“I’m just really humbled and pleased that people have the confidence that we can keep doing good things here in Jonesborough,” Countermine said, who will be beginning his sixth term as alderman.

Countermine brought in 1,260 of the Nov. 3 votes, while Dickson came in second with 1,045.

“I have to say it was a very good feeling,” Dickson said, recalling the moment he realized he had secured the second seat. “I kept telling myself if I won, I would be extremely grateful and would want to serve, but if I lost there was always a variety of ways to serve people you care about.”

As the night went on, he admitted, he had to keep repeating that to himself over and over again.

But in the end, Dickson said, “ It was a very exciting and joyous feeling, that vote of confidence.”

Countermine and Dickson decided early on to team up for the election as both incumbents were facing three new challengers for the two aldermen seats available. Bill Graham, Jason Greenlee and Lucas Schmidt were the newcomers.

“Terry actually approached me about running together,” Dickson said.

“I was happy to because I admire Adam,” Countermine said. “We need him on the board. We’ve worked well together. On most discussions, he and I are on the same page. 

“And one of the outcomes of this is that Adam and I have become very good friends.”

Still, there were more than a few tense moments as election night progressed. 

“Sandy and I were sitting there and I think she was more nervous than I was,” Countermine said, who waited out election night with his wife.

 Dickson recalls calling Terry at one point to congratulate him and one of the opponents on the win, before he realized it was still too early to call the race. 

“I told him, ‘You and Jason will do a great job on the board.” Dickson said with a smile.

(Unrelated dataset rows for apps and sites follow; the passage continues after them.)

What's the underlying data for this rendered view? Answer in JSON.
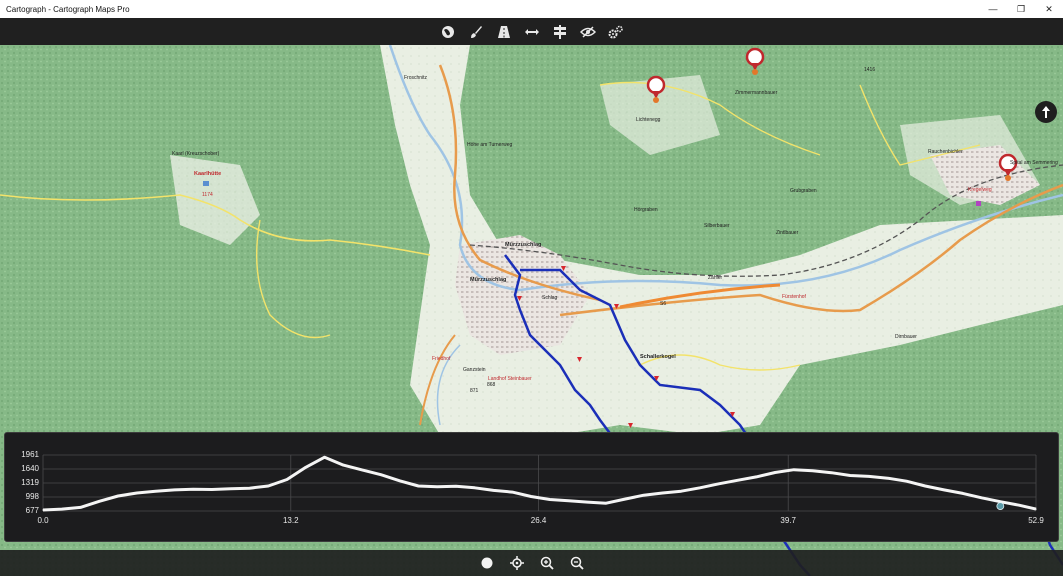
{
  "window": {
    "title": "Cartograph - Cartograph Maps Pro",
    "controls": [
      "minimize",
      "maximize",
      "close"
    ]
  },
  "toolbar": {
    "buttons": [
      {
        "icon": "globe-icon",
        "label": "Map"
      },
      {
        "icon": "brush-icon",
        "label": "Draw"
      },
      {
        "icon": "road-icon",
        "label": "Route"
      },
      {
        "icon": "measure-icon",
        "label": "Measure"
      },
      {
        "icon": "signpost-icon",
        "label": "Waypoints"
      },
      {
        "icon": "visibility-icon",
        "label": "Layers"
      },
      {
        "icon": "settings-icon",
        "label": "Settings"
      }
    ]
  },
  "map": {
    "labels": {
      "town": "Mürzzuschlag",
      "town2": "Mürzzuschlag",
      "kaarl": "Kaarl (Kreuzschober)",
      "kaarlhuette": "Kaarlhütte",
      "kaarl_alt": "1174",
      "gansstein": "Ganzstein",
      "ganz_alt1": "868",
      "ganz_alt2": "871",
      "schaller": "Schallerkogel",
      "peak_1416": "1416",
      "spital": "Spital am Semmering",
      "kregel": "Kregelweg",
      "hoehe": "Höhe am Turnerweg",
      "froschnitz": "Froschnitz",
      "lichtenegg": "Lichtenegg",
      "zimmermann": "Zimmermannbauer",
      "rauchenbichl": "Rauchenbichler",
      "grubgraben": "Grubgraben",
      "dirnbauer": "Dirnbauer",
      "fuerstenhof": "Fürstenhof",
      "schlag": "Schlag",
      "friedhof": "Friedhof",
      "landhof": "Landhof Steinbauer",
      "hoergraben": "Hörgraben",
      "silberbauer": "Silberbauer",
      "zintlbauer": "Zintlbauer",
      "s6": "S6",
      "zahler": "Zahler"
    }
  },
  "elevation_panel": {
    "current_position_color": "#5b9aa8"
  },
  "chart_data": {
    "type": "line",
    "title": "",
    "xlabel": "",
    "ylabel": "",
    "x_ticks": [
      "0.0",
      "13.2",
      "26.4",
      "39.7",
      "52.9"
    ],
    "y_ticks": [
      "1961",
      "1640",
      "1319",
      "998",
      "677"
    ],
    "xlim": [
      0,
      52.9
    ],
    "ylim": [
      677,
      1961
    ],
    "grid": true,
    "series": [
      {
        "x": [
          0,
          1,
          2,
          3,
          4,
          5,
          6,
          7,
          8,
          9,
          10,
          11,
          12,
          13,
          14,
          15,
          16,
          17,
          18,
          19,
          20,
          21,
          22,
          23,
          24,
          25,
          26,
          27,
          28,
          29,
          30,
          31,
          32,
          33,
          34,
          35,
          36,
          37,
          38,
          39,
          40,
          41,
          42,
          43,
          44,
          45,
          46,
          47,
          48,
          49,
          50,
          51,
          52,
          52.9
        ],
        "y": [
          700,
          720,
          760,
          900,
          1020,
          1090,
          1130,
          1160,
          1175,
          1170,
          1185,
          1200,
          1250,
          1400,
          1680,
          1910,
          1730,
          1620,
          1510,
          1370,
          1250,
          1235,
          1245,
          1210,
          1150,
          1110,
          1010,
          940,
          910,
          880,
          855,
          950,
          1040,
          1090,
          1130,
          1210,
          1300,
          1380,
          1460,
          1560,
          1625,
          1600,
          1555,
          1490,
          1470,
          1430,
          1360,
          1250,
          1160,
          1080,
          980,
          890,
          810,
          720
        ]
      }
    ],
    "marker": {
      "x": 51.0,
      "y": 790
    }
  },
  "bottombar": {
    "buttons": [
      {
        "icon": "record-icon",
        "label": "Record"
      },
      {
        "icon": "locate-icon",
        "label": "Locate"
      },
      {
        "icon": "zoom-in-icon",
        "label": "Zoom in"
      },
      {
        "icon": "zoom-out-icon",
        "label": "Zoom out"
      }
    ]
  }
}
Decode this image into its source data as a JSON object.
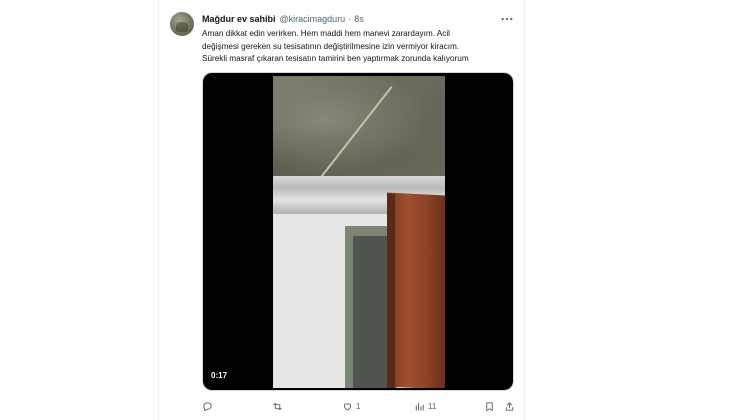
{
  "tweet": {
    "display_name": "Mağdur ev sahibi",
    "handle": "@kiracimagduru",
    "separator": "·",
    "time": "8s",
    "text_lines": [
      "Aman dikkat edin verirken. Hem maddi hem manevi zarardayım. Acil",
      "değişmesi gereken su tesisatının değiştirilmesine izin vermiyor kiracım.",
      "Sürekli masraf çıkaran tesisatın tamirini ben yaptırmak zorunda kalıyorum"
    ],
    "video_time": "0:17"
  },
  "actions": {
    "reply_icon": "reply-icon",
    "retweet_icon": "retweet-icon",
    "like_icon": "like-icon",
    "like_count": "1",
    "views_icon": "views-icon",
    "views_count": "11",
    "bookmark_icon": "bookmark-icon",
    "share_icon": "share-icon"
  },
  "colors": {
    "text_primary": "#0f1419",
    "text_secondary": "#536471",
    "media_background": "#000000"
  }
}
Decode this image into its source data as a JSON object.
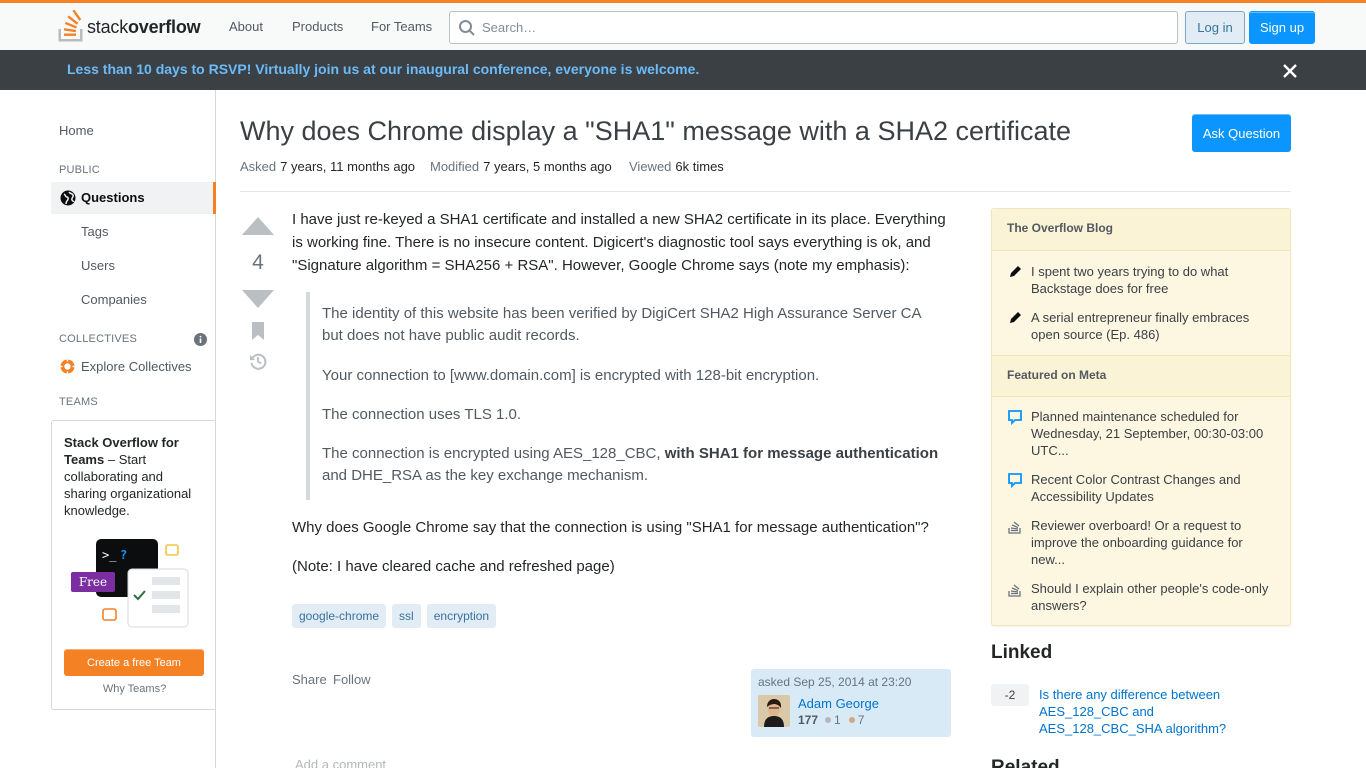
{
  "topbar": {
    "logo_light": "stack",
    "logo_bold": "overflow",
    "nav": [
      "About",
      "Products",
      "For Teams"
    ],
    "search_placeholder": "Search…",
    "login_label": "Log in",
    "signup_label": "Sign up",
    "accent_color": "#f48225"
  },
  "banner": {
    "text": "Less than 10 days to RSVP! Virtually join us at our inaugural conference, everyone is welcome."
  },
  "sidebar": {
    "home": "Home",
    "public_label": "PUBLIC",
    "questions": "Questions",
    "items": [
      "Tags",
      "Users",
      "Companies"
    ],
    "collectives_label": "COLLECTIVES",
    "explore": "Explore Collectives",
    "teams_label": "TEAMS",
    "teams_title": "Stack Overflow for Teams",
    "teams_desc": " – Start collaborating and sharing organizational knowledge.",
    "free_badge": "Free",
    "create_team": "Create a free Team",
    "why_teams": "Why Teams?"
  },
  "question": {
    "title": "Why does Chrome display a \"SHA1\" message with a SHA2 certificate",
    "ask_button": "Ask Question",
    "asked_label": "Asked",
    "asked_value": "7 years, 11 months ago",
    "modified_label": "Modified",
    "modified_value": "7 years, 5 months ago",
    "viewed_label": "Viewed",
    "viewed_value": "6k times",
    "score": "4",
    "para1": "I have just re-keyed a SHA1 certificate and installed a new SHA2 certificate in its place. Everything is working fine. There is no insecure content. Digicert's diagnostic tool says everything is ok, and \"Signature algorithm = SHA256 + RSA\". However, Google Chrome says (note my emphasis):",
    "quote1": "The identity of this website has been verified by DigiCert SHA2 High Assurance Server CA but does not have public audit records.",
    "quote2": "Your connection to [www.domain.com] is encrypted with 128-bit encryption.",
    "quote3": "The connection uses TLS 1.0.",
    "quote4_pre": "The connection is encrypted using AES_128_CBC, ",
    "quote4_bold": "with SHA1 for message authentication",
    "quote4_post": " and DHE_RSA as the key exchange mechanism.",
    "para2": "Why does Google Chrome say that the connection is using \"SHA1 for message authentication\"?",
    "para3": "(Note: I have cleared cache and refreshed page)",
    "tags": [
      "google-chrome",
      "ssl",
      "encryption"
    ],
    "share": "Share",
    "follow": "Follow",
    "asked_on": "asked Sep 25, 2014 at 23:20",
    "user_name": "Adam George",
    "user_rep": "177",
    "silver": "1",
    "bronze": "7",
    "add_comment": "Add a comment"
  },
  "right": {
    "blog_title": "The Overflow Blog",
    "blog_items": [
      {
        "icon": "pencil-icon",
        "text": "I spent two years trying to do what Backstage does for free"
      },
      {
        "icon": "pencil-icon",
        "text": "A serial entrepreneur finally embraces open source (Ep. 486)"
      }
    ],
    "meta_title": "Featured on Meta",
    "meta_items": [
      {
        "icon": "chat-bubble-icon",
        "text": "Planned maintenance scheduled for Wednesday, 21 September, 00:30-03:00 UTC..."
      },
      {
        "icon": "chat-bubble-icon",
        "text": "Recent Color Contrast Changes and Accessibility Updates"
      },
      {
        "icon": "stack-logo-icon",
        "text": "Reviewer overboard! Or a request to improve the onboarding guidance for new..."
      },
      {
        "icon": "stack-logo-icon",
        "text": "Should I explain other people's code-only answers?"
      }
    ],
    "linked_title": "Linked",
    "linked_score": "-2",
    "linked_text": "Is there any difference between AES_128_CBC and AES_128_CBC_SHA algorithm?",
    "related_title": "Related"
  }
}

“I told him, ‘Half the votes aren’t in yet!,” Countermine said.

While both aldermen look at this re-election as a  stamp of approval for their past work, both are also eager to move into the future.

“As you know, I wasn’t going to run,” Countermine said. “And then I got a lot of calls and people stopping me, because of the times, saying ‘Will you please run?’”

Moving forward, he said, “aside from the obvious, which is finishing all these projects, I hope that because whatever God had blessed me with, that I can help with the healing. There is divisiveness everywhere. Not as much in Jonesborough, but it is still here.”

Countermine said his immediate goal is try to encourage people and to be available “to listen to everybody.”

He also hopes that Jonesborough residents can continue to listen and learn from each other.

“I think basically people who love Jonesborough, we generally get along,” Countermine said. “That is something that we really have to work with.”

Dickson too is already setting his sights on possible accomplishments during this next two-year term.

“One of the things I’m particularly interested in in this whole idea of regionalism,” Dickson said. “I think Jonesborough has a role to play. Jonesborough is a destination spot. I think we are a very essential piece of a tourism puzzle.”

And that means, he said, he believes Tennessee’s oldest town should have a bigger role in the conversation.

He also believes that the Telford Industrial Park is as vital to Jonesborough and its future as it is to the region.

Next, Dickson points to the importance of small business in the Jonesborough community and the town’s possible involvement in its process.

“Those are some things  I want to keep my eyes on,” he said. 

He wants to see how  innovative the town can be in helping individuals start their own business, access needed capital and more.

Finally, like Countermine, Dickson sees a strong and always growing sense of community as key to Jonesborough’s future.

“ I think the key role is to work intentionally to try to bring people together and to promote harmony,” he said. “I have always believed that Jonesborough is a place because of our heritage, (where) there has been a greater sense of cooperation.”

In fact, especially over the past four decades, Dickson said, the town has done well, building community through arts, town events and more. 

He is even more confident in the future.

“Yes, 2020 has been a divisive election, It was coarse, prickly, but I think going forward we have to bring people together.”

Election results are slated to become certified Nov. 23.